“Every volunteer’s experience is different”
Herein lies the most commonly spoken phrase of the Peace Corps. Not only is it uttered by the staff countless times but I have heard those words spoken by many fellow volunteers. It may sound cliche, and at times like a cop out, but it could not be more true.
It was first apparent while we were in PST for those ten weeks of training. Some were placed in a smaller city with 16 other volunteers. The rest of us were split into groups of 5 or 6 volunteers and moved to small villages scattered around the city of Elbasan. The families we lived with ranged from retired grandparents to families with three generations under one roof. I got to experience what it was like to live with grandparents, parents and three siblings. After growing up with two brothers in America, I loved having sisters here. Some of our host families were farmers, some were store owners, some were working in Italy in Greece. If we were lucky we had host siblings that spoke some English. If not, many of us become All-Stars at Charades.
A few members of group 16 already had a few languages under their belt upon arriving in Shqiperia. This seemed to help when we dove into the rigorous language lessons that comprise 80% of PST. In spite of our backgrounds it became clear from the beginning that we were all going to learn this new language at different paces. An important lesson I learned from those ten weeks is that you can not compare yourself to other volunteers. It will drive you crazy and in the end you will learn exactly what you need to communicate here. Most of the time anyway, the confusion is inevitable! 😉
Moving to sites provided each of us with our first taste of freedom and a chance to be independent again. The 34 people in our group were scattered all over the countryside. An Arizona native was placed in a village in the north that will accumulate feet of snow in the wintertime. My North Dakota bones moved to the deep south where I am surrounded by mountains and will probably not see a white ground this winter. On the flip side, we have learned that it is HOT everywhere. Thank god for the beaches and rivers that Albania offers.
There are people placed in smaller villages that don’t have a grocery store or restaurant. On the opposite end of the spectrum we have volunteers living in the biggest cities in Albania. Many of us are living in one bedroom apartments, some have more space than they need, and a few are living with host families in their site. Some of us have site mates, some are within ten minutes from another volunteers and some are a few hour furgon ride away from another American.
There are three sectors here in Peace Corps Albania; TEFL (Teaching English as a Foreign Language), COD (Community Development), and Health. The Peace Corps places us with a counterpart at an organization in our new community. There are volunteers that do not have a physical office space and have found themselves roaming the community to find work. The high schools will be home for the teachers and others who start secondary projects there. Some are taking over previous projects that were already started before they arrived. Many are starting from scratch and trying to define what exactly they would like to work on in their time here. Quite a few volunteers are working with Albanians that speak English. Several are working with people that speak only Shqip.
The language barrier puts a hold on any projects that could be started. The pace of Albanian life is so astronomically different from the United States. Avash Avash is a Turkish phrase that means slowly, slowly. It is repeated many times here and sums up life in an Albanian culture. My patience is going to be one of my best assets by the time I return from my two years of service! In the end, we focus on building relationships first and hopefully forming a foundation to complete projects later on.

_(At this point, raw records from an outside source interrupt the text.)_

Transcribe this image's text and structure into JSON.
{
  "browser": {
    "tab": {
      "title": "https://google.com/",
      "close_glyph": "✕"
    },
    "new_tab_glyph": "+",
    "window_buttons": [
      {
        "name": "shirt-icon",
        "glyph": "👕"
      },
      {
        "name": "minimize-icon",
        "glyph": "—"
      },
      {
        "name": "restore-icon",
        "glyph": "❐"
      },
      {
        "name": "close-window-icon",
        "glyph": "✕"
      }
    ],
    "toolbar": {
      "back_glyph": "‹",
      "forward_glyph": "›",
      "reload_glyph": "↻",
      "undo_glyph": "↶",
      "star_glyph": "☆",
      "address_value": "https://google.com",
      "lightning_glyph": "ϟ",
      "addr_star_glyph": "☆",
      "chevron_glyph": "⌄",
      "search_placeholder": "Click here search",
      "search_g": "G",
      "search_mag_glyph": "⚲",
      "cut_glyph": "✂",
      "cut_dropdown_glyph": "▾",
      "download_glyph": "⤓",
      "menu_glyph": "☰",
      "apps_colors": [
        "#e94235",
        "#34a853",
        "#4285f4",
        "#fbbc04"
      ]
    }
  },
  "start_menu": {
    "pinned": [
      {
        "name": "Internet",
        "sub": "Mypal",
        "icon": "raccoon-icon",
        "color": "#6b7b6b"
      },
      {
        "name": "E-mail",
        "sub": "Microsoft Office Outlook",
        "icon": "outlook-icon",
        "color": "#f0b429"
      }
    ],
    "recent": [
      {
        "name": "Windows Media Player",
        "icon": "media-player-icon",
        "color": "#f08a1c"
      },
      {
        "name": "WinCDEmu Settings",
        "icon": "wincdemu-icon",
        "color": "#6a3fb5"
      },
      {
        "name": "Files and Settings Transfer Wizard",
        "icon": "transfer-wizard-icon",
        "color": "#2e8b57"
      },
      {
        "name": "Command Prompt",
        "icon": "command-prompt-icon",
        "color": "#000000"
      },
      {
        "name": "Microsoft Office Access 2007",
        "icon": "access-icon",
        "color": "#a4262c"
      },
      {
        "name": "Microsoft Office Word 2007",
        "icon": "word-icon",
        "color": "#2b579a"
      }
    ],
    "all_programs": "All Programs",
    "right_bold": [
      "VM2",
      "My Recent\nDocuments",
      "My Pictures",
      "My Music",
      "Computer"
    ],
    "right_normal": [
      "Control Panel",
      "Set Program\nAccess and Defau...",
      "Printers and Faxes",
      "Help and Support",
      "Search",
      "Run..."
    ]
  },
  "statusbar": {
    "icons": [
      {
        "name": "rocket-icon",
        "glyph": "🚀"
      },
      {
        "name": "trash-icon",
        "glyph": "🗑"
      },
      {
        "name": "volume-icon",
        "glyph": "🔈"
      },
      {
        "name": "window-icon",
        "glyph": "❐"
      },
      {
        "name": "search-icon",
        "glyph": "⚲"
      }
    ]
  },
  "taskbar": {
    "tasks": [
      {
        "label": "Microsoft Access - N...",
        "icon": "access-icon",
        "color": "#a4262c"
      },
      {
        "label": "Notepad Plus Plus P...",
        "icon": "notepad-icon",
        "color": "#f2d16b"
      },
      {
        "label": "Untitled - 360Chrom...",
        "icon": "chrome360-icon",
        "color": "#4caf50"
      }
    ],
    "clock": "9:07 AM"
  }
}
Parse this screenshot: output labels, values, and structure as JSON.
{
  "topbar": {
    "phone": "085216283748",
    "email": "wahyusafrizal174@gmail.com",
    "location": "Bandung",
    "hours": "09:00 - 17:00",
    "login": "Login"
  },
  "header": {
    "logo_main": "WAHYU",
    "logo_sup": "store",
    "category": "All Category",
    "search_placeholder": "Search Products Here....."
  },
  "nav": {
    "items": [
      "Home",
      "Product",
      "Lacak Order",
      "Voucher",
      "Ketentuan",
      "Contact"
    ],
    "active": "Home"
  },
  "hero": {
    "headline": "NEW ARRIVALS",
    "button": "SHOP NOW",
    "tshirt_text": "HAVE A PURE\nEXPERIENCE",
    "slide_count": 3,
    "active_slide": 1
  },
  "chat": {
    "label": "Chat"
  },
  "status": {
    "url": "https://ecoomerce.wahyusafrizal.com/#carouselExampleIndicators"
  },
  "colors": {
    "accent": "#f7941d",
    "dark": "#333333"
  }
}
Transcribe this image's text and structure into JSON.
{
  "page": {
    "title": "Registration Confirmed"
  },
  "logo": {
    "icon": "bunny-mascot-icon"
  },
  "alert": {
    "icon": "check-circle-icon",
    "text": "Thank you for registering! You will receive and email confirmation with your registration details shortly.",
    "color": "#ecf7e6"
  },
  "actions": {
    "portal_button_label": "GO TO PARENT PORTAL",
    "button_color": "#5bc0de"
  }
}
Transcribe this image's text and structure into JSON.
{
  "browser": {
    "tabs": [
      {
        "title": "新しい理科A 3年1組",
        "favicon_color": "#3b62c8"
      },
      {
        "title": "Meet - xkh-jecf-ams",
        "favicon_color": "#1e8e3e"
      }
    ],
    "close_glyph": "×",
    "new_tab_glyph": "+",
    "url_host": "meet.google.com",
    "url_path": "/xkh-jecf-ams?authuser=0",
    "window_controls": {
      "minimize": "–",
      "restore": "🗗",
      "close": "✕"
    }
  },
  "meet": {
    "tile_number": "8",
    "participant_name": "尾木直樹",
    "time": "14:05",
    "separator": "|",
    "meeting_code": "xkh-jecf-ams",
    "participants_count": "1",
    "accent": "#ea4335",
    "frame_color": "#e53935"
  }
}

One thing we all have in common is that we will make friends here over the next two years. The Peace Corps attracts all different personalities from all over America. Halfway across the world we are getting to know people we probably never would have met otherwise. Escaping work, the challenge of speaking shqip, and dealing with homesickness are made easier with the help of new found friends.
Every volunteers experience is indeed different. Worldwide, country to country and even dependent on site. I feel so lucky to have been placed in Albania. Americans are truly loved here and I continue to be amazed by the generosity of Albanians. I am learning more each and every day about the things this country has to offer. I will find my niche at work and in my community, and in the end, hopefully leave Permet a better place than when I came.